Who doesn’t have a bad night of sleep every now and then?
Who doesn’t know how bad it feels to be sleep deprived, tired through the day, no energy to do anything beyond the basics, irritable, etc.?
If you answered “I don’t” to either question above, I am so jealous of you.
I used to be such a great sleeper. I mean, you wouldn’t see me before noon on the weekends. Average hours of sleep I’d get a night..? 9? 10? No kidding.
Now if I can catch 6 I consider myself lucky. 7 is a dream, it happens occasionally… maybe once a week? Haven’t seen 8 in years.
Considering I wake up very early to go running, that’s no surprise.
On top of that, even the sleep I do get, is not as heavy/deep as it used to be. I probably wake up at least twice each night, that I am aware of.
Lack of sleep affects our running performance, as well as our recovery.
The recommended amount of sleep for an adult is between 7 and 8 hours each night, however each of us knows ourselves best and we know what works for us for optimal performance, recovery, and to feel rested and well during the day.
How lack of sleep affects our running:
· Perceived effort will be higher, meaning you feel like you are running harder than you actually are.
· Our ability to dissipate heat is affected, so we are not sweating as much and not cooling down effectively
· It takes our muscles longer to recover and build themselves up again
How lack of sleep affects our overall functioning and well being:
· Metabolic and hormonal changes: glucose tolerance drops, cortisol (stress hormone) increases
· Bad mood and irritability
· Reduced focus and concentration

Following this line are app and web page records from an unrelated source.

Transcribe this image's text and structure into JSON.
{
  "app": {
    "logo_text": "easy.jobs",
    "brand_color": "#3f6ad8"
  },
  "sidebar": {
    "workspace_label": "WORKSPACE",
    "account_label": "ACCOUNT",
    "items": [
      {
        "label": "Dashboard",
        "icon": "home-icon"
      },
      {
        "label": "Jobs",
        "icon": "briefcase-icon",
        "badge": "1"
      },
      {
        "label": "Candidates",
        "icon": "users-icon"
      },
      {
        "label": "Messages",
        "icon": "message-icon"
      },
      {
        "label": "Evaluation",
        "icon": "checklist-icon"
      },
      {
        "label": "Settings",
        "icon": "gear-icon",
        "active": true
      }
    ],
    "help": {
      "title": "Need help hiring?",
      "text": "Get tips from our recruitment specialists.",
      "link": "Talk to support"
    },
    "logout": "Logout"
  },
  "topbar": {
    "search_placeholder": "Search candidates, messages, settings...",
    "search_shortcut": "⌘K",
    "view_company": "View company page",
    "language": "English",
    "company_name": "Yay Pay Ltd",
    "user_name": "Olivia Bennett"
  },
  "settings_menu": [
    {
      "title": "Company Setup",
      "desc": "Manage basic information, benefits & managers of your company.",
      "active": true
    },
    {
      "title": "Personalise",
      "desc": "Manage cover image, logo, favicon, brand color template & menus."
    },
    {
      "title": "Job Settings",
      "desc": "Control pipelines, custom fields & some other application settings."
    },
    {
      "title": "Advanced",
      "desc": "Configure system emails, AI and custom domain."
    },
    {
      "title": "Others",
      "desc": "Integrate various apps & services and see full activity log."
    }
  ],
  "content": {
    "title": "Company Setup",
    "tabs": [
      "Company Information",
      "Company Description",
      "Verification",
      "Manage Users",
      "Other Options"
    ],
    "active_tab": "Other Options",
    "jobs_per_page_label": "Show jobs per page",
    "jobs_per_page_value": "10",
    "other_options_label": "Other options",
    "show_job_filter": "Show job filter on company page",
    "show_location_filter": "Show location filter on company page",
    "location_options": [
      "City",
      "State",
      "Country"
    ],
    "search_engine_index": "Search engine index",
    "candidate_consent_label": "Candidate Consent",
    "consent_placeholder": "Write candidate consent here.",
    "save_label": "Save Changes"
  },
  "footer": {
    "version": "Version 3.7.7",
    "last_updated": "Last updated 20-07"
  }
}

· Higher risk of medical conditions such as obesity, diabetes, high blood pressure, and heart disease
· Weaker immune system
Some suggestions to improve our sleep time:
· Keep a regular schedule for sleep, try to go to sleep and wake up at similar hours every day.
· Establish a regular and relaxing bedtime routine, reading, taking a bath, having sex, or eating a big square of your favorite chocolate.
· Avoid stressful situations for a few hours before bed, like talking on the phone with your boss (or your mom?), arguing with your significant other, or having your kids invite friends over for a pajama party.
· Avoid stimulating substances, no coffee, tea, alcohol, or drugs.
· Create a sleeping environment that works for you, make it as dark and quiet as you need.
Hope you get a good night’s sleep, cause tomorrow you gotta run!
How many hours of sleep you get every night?
Do you sleep well during those hours, and wake up rested?